Having ‘cold’ shadows and ‘warm’ highlights is deliberate here – it’s often a signature look with this type of effect to have complementary contrast between the highlight and shadow casts in a single image.
So the image now has a more yellow cast to the highlights and midtones but the highlights themselves aren’t yet any ‘darker’. In much the same way as we’ve reduced the intensity of the shadows it’s quite common to darken the highlights as this further emulates the colour characteristics of matt paper – matt papers tend not be so intensely white.
We need to alter the white point so as to add colour to it simulating the effect on ‘non-white’ paper. Let’s add a Levels Adjustment layer, select the Blue Channel and adjust the Output Level for the whites. With less ‘Blue light’ in the white-point our image has a warmer, darker white point. As before, I’m lessening this effect with some opacity reduction to the layer.
There’s now one final tweak I’ll add to complete the look – Hue & Saturation Adjustment Layer with a slight reduction to the Master saturation to bind the whole thing together. This is all personal taste, you can create your own recipes.
Keep in mind that the order of your layers will have an effect as Adjustment Layers are cumulative. I tend to keep my Curves Adjustment that reduces blacks at the top so I know this will truncate any adjustment made below and keep the shadow areas reduced in depth.

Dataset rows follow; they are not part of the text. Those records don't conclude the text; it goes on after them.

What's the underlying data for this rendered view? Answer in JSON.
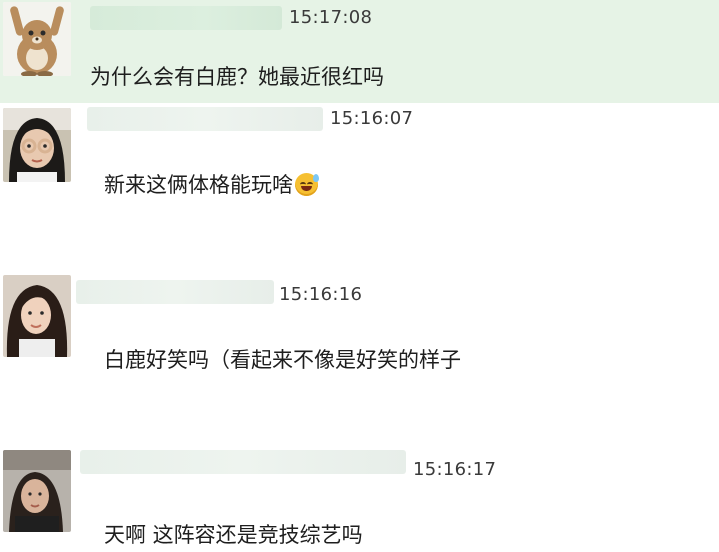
{
  "messages": [
    {
      "time": "15:17:08",
      "text": "为什么会有白鹿？她最近很红吗",
      "avatar": "cartoon-bear-avatar",
      "emoji": ""
    },
    {
      "time": "15:16:07",
      "text": "新来这俩体格能玩啥",
      "avatar": "user-photo-avatar",
      "emoji": "sweat-smile-emoji"
    },
    {
      "time": "15:16:16",
      "text": "白鹿好笑吗（看起来不像是好笑的样子",
      "avatar": "user-photo-avatar",
      "emoji": ""
    },
    {
      "time": "15:16:17",
      "text": "天啊 这阵容还是竞技综艺吗",
      "avatar": "user-photo-avatar",
      "emoji": ""
    }
  ],
  "colors": {
    "highlight_bg": "#e6f3e6",
    "text": "#1e1e1e",
    "time": "#3a3a3a"
  }
}
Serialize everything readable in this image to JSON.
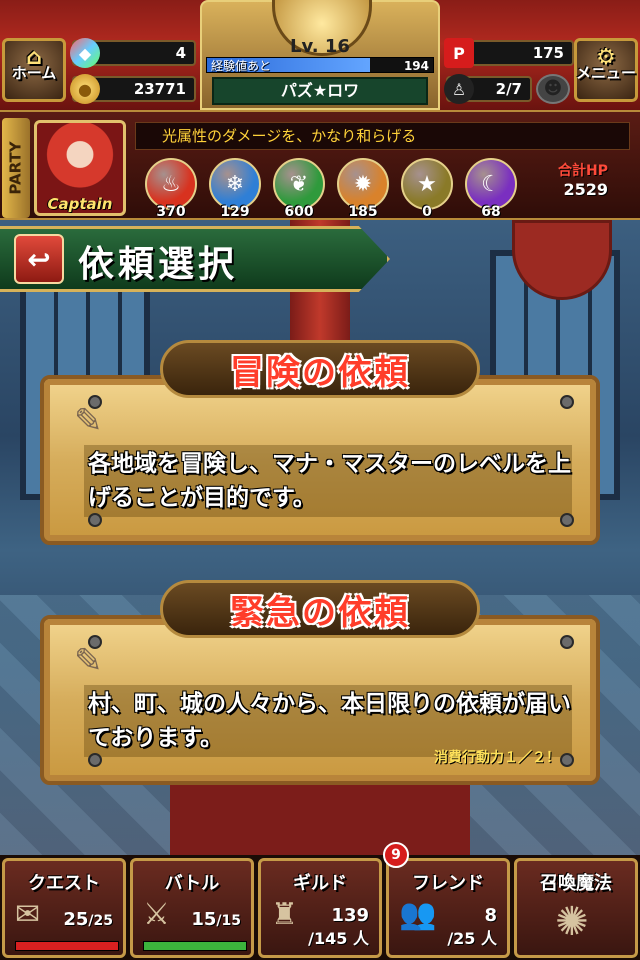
{
  "header": {
    "home_label": "ホーム",
    "menu_label": "メニュー",
    "gems": "4",
    "gold": "23771",
    "level_label": "Lv. 16",
    "exp_label": "経験値あと",
    "exp_remaining": "194",
    "exp_progress": 0.72,
    "player_name": "パズ★ロワ",
    "stamina": "175",
    "party_count": "2/7"
  },
  "party": {
    "tab_label": "PARTY",
    "leader_label": "Captain",
    "skill_text": "光属性のダメージを、かなり和らげる",
    "orbs": [
      {
        "icon": "fire-orb-icon",
        "value": "370",
        "color": "#d8321f"
      },
      {
        "icon": "water-orb-icon",
        "value": "129",
        "color": "#2f7fd6"
      },
      {
        "icon": "wind-orb-icon",
        "value": "600",
        "color": "#2f9a3c"
      },
      {
        "icon": "light-orb-icon",
        "value": "185",
        "color": "#d9822b"
      },
      {
        "icon": "earth-orb-icon",
        "value": "0",
        "color": "#8a7a28"
      },
      {
        "icon": "dark-orb-icon",
        "value": "68",
        "color": "#7a2fc0"
      }
    ],
    "hp_label": "合計HP",
    "hp_value": "2529"
  },
  "page": {
    "title": "依頼選択"
  },
  "quests": [
    {
      "title": "冒険の依頼",
      "description": "各地域を冒険し、マナ・マスターのレベルを上げることが目的です。",
      "note": ""
    },
    {
      "title": "緊急の依頼",
      "description": "村、町、城の人々から、本日限りの依頼が届いております。",
      "note": "消費行動力１／２！"
    }
  ],
  "nav": {
    "quest": {
      "label": "クエスト",
      "current": "25",
      "max": "/25",
      "progress": 1.0,
      "bar_color": "#d82020"
    },
    "battle": {
      "label": "バトル",
      "current": "15",
      "max": "/15",
      "progress": 1.0,
      "bar_color": "#3cb43c"
    },
    "guild": {
      "label": "ギルド",
      "members": "139",
      "max": "/145 人"
    },
    "friend": {
      "label": "フレンド",
      "members": "8",
      "max": "/25 人",
      "badge": "9"
    },
    "summon": {
      "label": "召喚魔法"
    }
  }
}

At this point we could place all these adjustment layers into a Layer Group – this will make it easy to bounce these onto other images and/or combine with the set of adjustments we created in part 1 giving us even more variations to apply to future images. However, with a little forward planning we can take this a stage further and record these adjustments as Actions making it possible to quickly apply dozens of variations to a single image or batch process a folder full of images with any given effect.
In the final part of the series we’ll cover creating and editing Actions and Action sets, and look create master actions to trigger multiple Actions with a single click.
Photo via VisualHunt.com